I own a video games shop, which I mostly go to on Sundays. Afterall, it is the only time I am free from my usual day job. It is also one of the days that the shop is highly packed with customers, most of whom are youthful and in the adolescent bracket. Even though it is a shop meant for video gaming, it has become by happy coincidence, a chill spot where customers interact, share stories and show off their ‘Sunday best’.
I do learn a lot on Sundays; From the latest in the entertainment scene, neighbourhood gossip, to playful banter, and even very inspirational aspirations by these young folks. Sometimes, I think it is the only reason I go to work on Sundays.
It is important to mention that I am not too far removed from my customers’ age bracket, even though they sometimes treat me like a fossil. That, coupled with my open and welcoming nature, enables them to let me jump in and out of their conversations occasionally.
Yesterday, like many other Sundays, one of the conversations was about sex. The only difference is that I learnt something new. It is actually what made me jump into their conversation, which I mostly avoid, especially when the topic is sex. It is actually in part why I have chosen to write to you.
After moments of listening, I decided to cheekily ask them why they dawned their Sunday best and went to church, only to come and talk about sex. They laughed it off and looked at me like the fossil I was. However, given that my line of questioning bordered on their seemingly most favorite topic, I ended up getting quite a few answers and ‘schooled’ in the process.
“Leo ni Sunday (Today is Sunday),” one of them replied. I then thought to myself, “Of course, it’s Sunday, that’s why I am at the shop.” So, I looked at them more inquisitively. I then got a rude awakening from the next reply. The kids dress up alright, but not for church as I had initially thought. They dress up for sex dates. They actually call it ‘Sex Sunday’ – Yes, it is a thing!
Comparatively, Sunday is the one day where there is usually the most limited parental or adult availability, and thus supervision in most households. This is because most are usually either in church, shopping, or any other external preparations, for the coming week. This is when the young ones who mostly elect to stay behind, take advantage to ‘play adults.’
Upon that realization, I decided to question further. “Do you guys have protected sex? How many sexual partners do each of you have?” At this point, they had lost all shyness and were answering me with all manner of bravado. “Protected sex is for amateurs,” they said, without knowing that they were the real amateurs and at best, misinformed. They also went on to brag about the different ‘escapades’ they have each had with multiple partners. I know some were lying, but there is always some form of truth.
It is no wonder I was not really shocked when the new HIV infection statistics were reported yesterday evening, on Tv. 15-28-year olds accounted for more than half of the new infections in 2020, Nairobi being one of the most affected counties.
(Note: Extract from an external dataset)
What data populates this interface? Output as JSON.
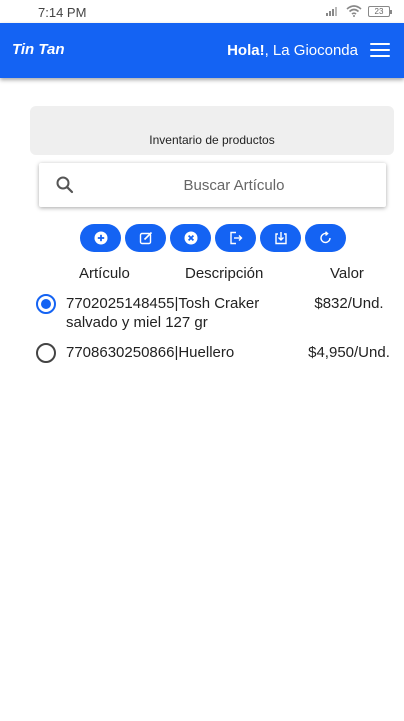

This is according to the National Aids Control Council (NACC).
Based on my guests’ answers, it was only natural that they also knew nothing about the HIV stats in the country. I immediately took it upon myself to show them the 2019 stats through my phone. They were shocked.
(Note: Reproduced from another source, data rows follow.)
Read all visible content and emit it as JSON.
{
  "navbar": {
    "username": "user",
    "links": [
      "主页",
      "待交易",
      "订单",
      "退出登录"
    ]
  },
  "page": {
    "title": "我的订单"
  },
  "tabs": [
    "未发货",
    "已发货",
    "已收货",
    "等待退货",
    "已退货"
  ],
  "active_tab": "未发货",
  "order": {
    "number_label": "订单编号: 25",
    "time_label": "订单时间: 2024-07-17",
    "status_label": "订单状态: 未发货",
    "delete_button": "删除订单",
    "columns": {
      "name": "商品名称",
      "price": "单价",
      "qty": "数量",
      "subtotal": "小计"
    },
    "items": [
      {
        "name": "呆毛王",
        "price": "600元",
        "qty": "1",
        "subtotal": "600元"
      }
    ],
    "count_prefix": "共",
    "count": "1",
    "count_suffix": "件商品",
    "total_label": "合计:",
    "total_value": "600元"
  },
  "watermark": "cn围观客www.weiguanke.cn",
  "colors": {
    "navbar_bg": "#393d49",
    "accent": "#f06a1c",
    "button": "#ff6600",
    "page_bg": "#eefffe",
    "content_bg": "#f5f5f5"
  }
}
I know that they will not necessarily abstain from sex. However, I sure do hope that those stats will be enough to hinder them from unprotected sex.
In conclusion, I think parents and adults need to do more. Not only in terms of supervision, but also guidance. I know in ‘my days’ sex was a taboo topic, but it is time we embrace it. The risks of not embracing the topic far outweigh the discomfort.
Liz Otaye is a Strategic Partnerships Specialist based in Nairobi; Kenya.